◆ **What to work on**:
Report every line of the records that includes the word "label".

◆ **Material to process**:
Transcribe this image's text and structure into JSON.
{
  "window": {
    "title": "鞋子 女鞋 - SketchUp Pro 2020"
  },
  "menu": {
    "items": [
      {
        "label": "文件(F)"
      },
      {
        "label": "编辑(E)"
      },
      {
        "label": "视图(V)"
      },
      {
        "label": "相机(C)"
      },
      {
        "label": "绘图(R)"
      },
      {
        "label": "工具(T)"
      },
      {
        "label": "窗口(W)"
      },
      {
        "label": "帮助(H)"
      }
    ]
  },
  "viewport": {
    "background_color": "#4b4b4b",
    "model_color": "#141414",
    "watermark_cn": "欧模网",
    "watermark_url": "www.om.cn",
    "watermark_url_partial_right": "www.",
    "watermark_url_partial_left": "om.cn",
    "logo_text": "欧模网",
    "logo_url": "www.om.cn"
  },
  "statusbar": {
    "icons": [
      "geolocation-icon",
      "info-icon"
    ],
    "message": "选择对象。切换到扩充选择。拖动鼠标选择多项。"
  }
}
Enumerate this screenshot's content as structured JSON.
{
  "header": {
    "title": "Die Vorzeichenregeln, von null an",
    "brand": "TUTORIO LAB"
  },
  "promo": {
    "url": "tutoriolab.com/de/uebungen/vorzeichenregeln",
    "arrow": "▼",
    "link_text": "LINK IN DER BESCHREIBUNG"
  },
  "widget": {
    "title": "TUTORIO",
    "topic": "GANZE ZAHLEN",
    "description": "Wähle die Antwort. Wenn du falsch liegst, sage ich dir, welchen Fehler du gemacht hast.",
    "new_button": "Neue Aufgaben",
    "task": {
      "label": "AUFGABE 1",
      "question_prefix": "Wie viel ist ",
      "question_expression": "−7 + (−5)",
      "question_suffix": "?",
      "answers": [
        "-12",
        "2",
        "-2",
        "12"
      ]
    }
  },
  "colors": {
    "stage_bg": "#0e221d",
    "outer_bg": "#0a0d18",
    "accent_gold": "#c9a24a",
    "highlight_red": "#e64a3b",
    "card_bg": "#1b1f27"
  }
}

◆ **Answer for this exercise**:
        "label": "文件(F)"
        "label": "编辑(E)"
        "label": "视图(V)"
        "label": "相机(C)"
        "label": "绘图(R)"
        "label": "工具(T)"
        "label": "窗口(W)"
        "label": "帮助(H)"
      "label": "AUFGABE 1",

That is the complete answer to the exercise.